### WORK INSTRUCTION
Copy out all lines of the records in which the word "icon" appears.
======== SOURCE DATA ========
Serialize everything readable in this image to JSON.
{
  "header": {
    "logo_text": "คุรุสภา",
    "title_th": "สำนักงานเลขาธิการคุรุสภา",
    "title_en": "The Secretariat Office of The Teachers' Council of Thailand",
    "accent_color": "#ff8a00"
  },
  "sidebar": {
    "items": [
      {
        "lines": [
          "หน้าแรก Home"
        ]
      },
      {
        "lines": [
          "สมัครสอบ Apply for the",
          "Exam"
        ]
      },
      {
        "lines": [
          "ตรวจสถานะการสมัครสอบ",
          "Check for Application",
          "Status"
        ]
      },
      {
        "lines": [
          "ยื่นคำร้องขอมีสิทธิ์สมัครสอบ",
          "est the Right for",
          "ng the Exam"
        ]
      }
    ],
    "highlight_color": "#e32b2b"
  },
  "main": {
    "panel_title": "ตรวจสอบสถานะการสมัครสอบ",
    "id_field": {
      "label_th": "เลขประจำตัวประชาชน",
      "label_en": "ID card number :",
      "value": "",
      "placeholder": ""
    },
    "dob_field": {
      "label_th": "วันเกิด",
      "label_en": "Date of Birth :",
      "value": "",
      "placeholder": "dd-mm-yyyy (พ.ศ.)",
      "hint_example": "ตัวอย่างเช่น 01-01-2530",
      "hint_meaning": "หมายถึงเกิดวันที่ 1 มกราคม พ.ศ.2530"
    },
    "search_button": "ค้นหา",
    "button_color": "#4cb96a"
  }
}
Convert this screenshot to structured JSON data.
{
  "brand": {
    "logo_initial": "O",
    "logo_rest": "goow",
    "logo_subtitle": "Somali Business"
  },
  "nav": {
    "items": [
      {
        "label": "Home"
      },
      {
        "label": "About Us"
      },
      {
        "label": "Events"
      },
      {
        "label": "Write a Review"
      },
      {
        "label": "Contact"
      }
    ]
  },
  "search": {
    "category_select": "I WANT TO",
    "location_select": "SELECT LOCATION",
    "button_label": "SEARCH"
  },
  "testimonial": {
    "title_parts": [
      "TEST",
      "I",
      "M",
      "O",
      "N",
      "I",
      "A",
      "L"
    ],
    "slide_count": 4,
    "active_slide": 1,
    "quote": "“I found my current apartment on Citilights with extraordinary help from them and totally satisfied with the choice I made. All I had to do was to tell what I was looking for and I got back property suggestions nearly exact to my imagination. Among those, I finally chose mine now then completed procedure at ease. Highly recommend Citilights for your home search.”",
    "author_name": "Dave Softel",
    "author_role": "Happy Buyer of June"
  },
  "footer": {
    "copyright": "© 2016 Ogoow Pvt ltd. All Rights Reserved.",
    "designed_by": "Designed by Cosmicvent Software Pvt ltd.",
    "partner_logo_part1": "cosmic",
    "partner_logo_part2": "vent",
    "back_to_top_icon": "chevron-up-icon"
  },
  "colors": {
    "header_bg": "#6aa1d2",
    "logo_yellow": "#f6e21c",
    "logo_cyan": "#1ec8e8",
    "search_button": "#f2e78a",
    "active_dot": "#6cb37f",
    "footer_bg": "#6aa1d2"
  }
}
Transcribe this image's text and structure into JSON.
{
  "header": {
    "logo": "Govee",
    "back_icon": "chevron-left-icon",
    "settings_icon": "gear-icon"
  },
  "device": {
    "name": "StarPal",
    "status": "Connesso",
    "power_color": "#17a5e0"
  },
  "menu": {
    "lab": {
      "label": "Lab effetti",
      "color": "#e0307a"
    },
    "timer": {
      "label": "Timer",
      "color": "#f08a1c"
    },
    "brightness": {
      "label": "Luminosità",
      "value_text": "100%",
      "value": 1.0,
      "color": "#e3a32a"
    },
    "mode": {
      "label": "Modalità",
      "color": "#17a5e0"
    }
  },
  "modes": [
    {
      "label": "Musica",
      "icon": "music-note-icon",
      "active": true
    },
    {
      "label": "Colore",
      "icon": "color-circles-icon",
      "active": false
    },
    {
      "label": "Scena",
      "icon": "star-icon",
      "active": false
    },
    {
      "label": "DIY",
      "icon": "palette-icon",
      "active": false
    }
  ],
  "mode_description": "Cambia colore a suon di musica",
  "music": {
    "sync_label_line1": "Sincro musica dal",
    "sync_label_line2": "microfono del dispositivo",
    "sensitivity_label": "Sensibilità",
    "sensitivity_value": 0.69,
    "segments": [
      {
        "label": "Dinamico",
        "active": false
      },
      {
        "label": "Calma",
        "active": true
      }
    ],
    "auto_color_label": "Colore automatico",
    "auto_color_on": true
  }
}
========
### ANSWER FOR THE TASK
    "back_to_top_icon": "chevron-up-icon"
    "back_icon": "chevron-left-icon",
    "settings_icon": "gear-icon"
      "icon": "music-note-icon",
      "icon": "color-circles-icon",
      "icon": "star-icon",
      "icon": "palette-icon",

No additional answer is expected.